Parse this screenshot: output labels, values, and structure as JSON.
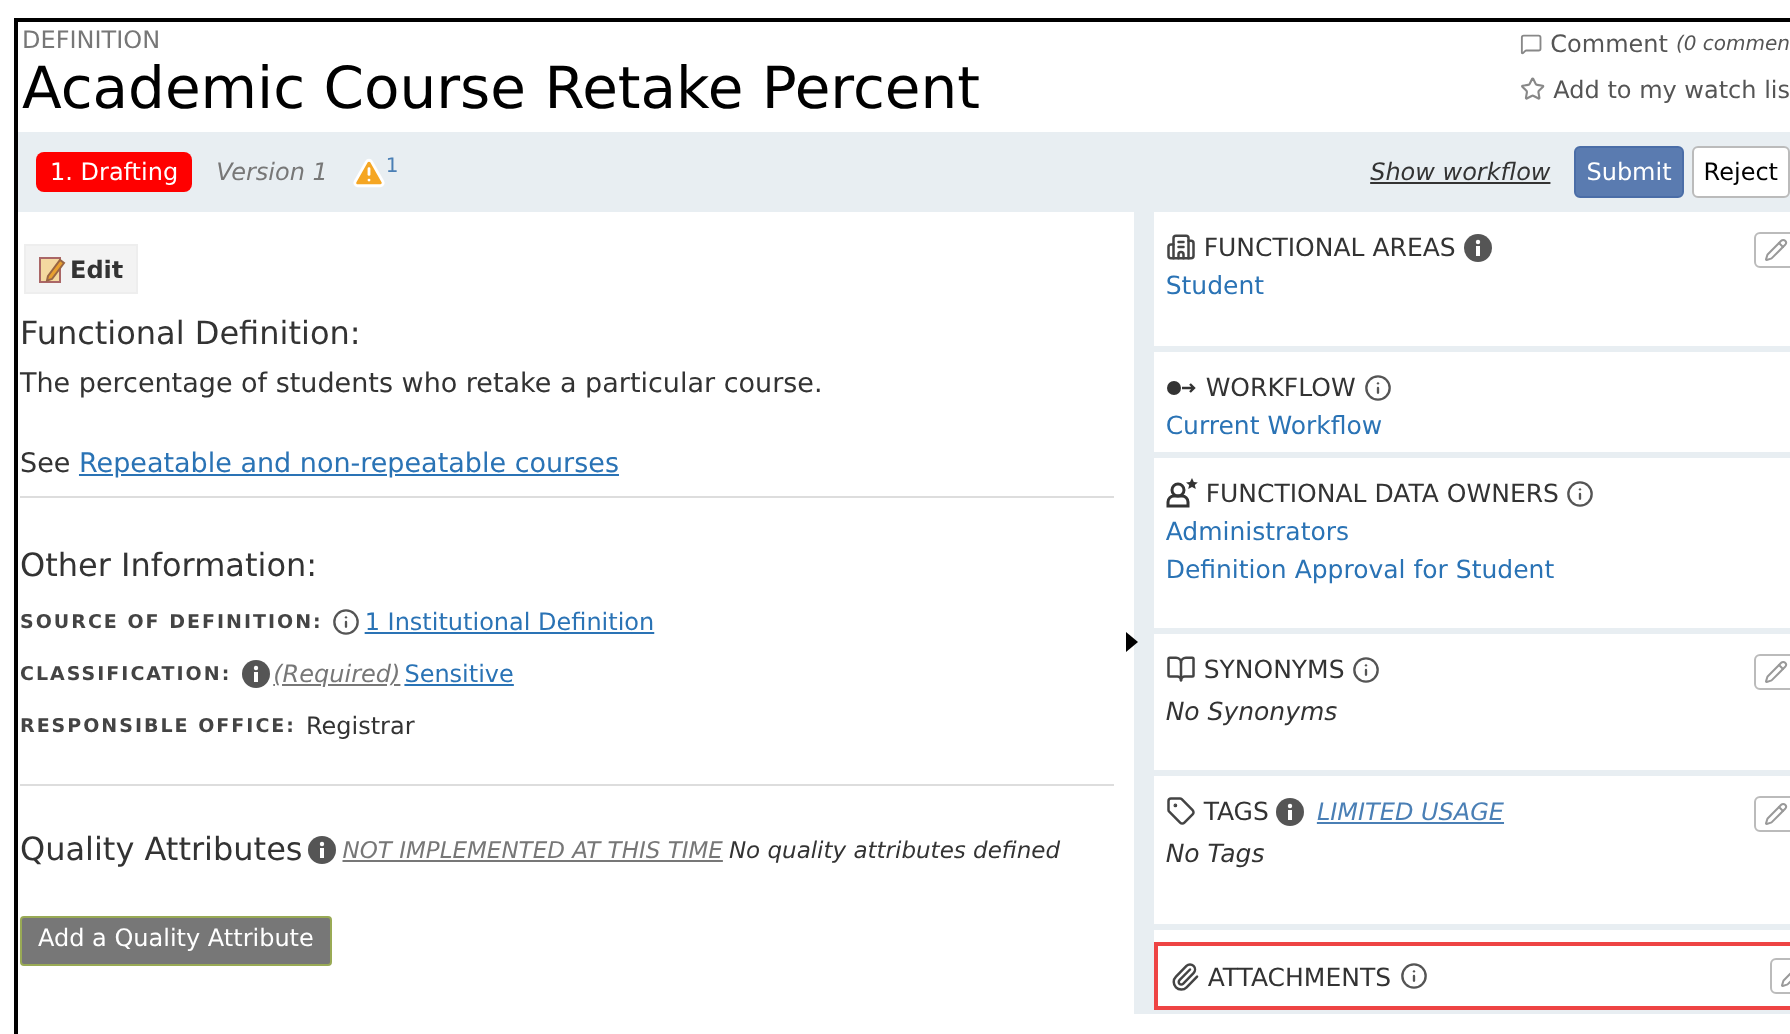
{
  "header": {
    "label": "DEFINITION",
    "title": "Academic Course Retake Percent"
  },
  "actions": [
    {
      "kind": "comment",
      "label": "Comment",
      "note": "(0 commen"
    },
    {
      "kind": "watch",
      "label": "Add to my watch lis"
    }
  ],
  "status_bar": {
    "stage": "1. Drafting",
    "version": "Version 1",
    "warnings": "1",
    "workflow_link": "Show workflow",
    "buttons": [
      {
        "label": "Submit",
        "primary": true
      },
      {
        "label": "Reject",
        "primary": false
      }
    ]
  },
  "edit_button": "Edit",
  "functional_definition": {
    "heading": "Functional Definition:",
    "text": "The percentage of students who retake a particular course.",
    "see": "See",
    "link": "Repeatable and non-repeatable courses"
  },
  "other_information": {
    "heading": "Other Information:",
    "fields": [
      {
        "label": "SOURCE OF DEFINITION:",
        "value": "1 Institutional Definition",
        "link": true
      },
      {
        "label": "CLASSIFICATION:",
        "note": "(Required)",
        "value": "Sensitive",
        "link": true
      },
      {
        "label": "RESPONSIBLE OFFICE:",
        "value": "Registrar",
        "link": false
      }
    ]
  },
  "quality_attributes": {
    "heading": "Quality Attributes",
    "note": "NOT IMPLEMENTED AT THIS TIME",
    "empty": "No quality attributes defined",
    "button": "Add a Quality Attribute"
  },
  "panels": [
    {
      "title": "FUNCTIONAL AREAS",
      "items": [
        "Student"
      ],
      "editable": true,
      "highlighted": false
    },
    {
      "title": "WORKFLOW",
      "items": [
        "Current Workflow"
      ],
      "editable": false,
      "highlighted": false
    },
    {
      "title": "FUNCTIONAL DATA OWNERS",
      "items": [
        "Administrators",
        "Definition Approval for Student"
      ],
      "editable": false,
      "highlighted": false
    },
    {
      "title": "SYNONYMS",
      "empty": "No Synonyms",
      "editable": true,
      "highlighted": false
    },
    {
      "title": "TAGS",
      "extra": "LIMITED USAGE",
      "empty": "No Tags",
      "editable": true,
      "highlighted": false
    },
    {
      "title": "ATTACHMENTS",
      "editable": true,
      "highlighted": true
    }
  ]
}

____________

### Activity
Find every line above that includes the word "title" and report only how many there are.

### Solution for this problem
7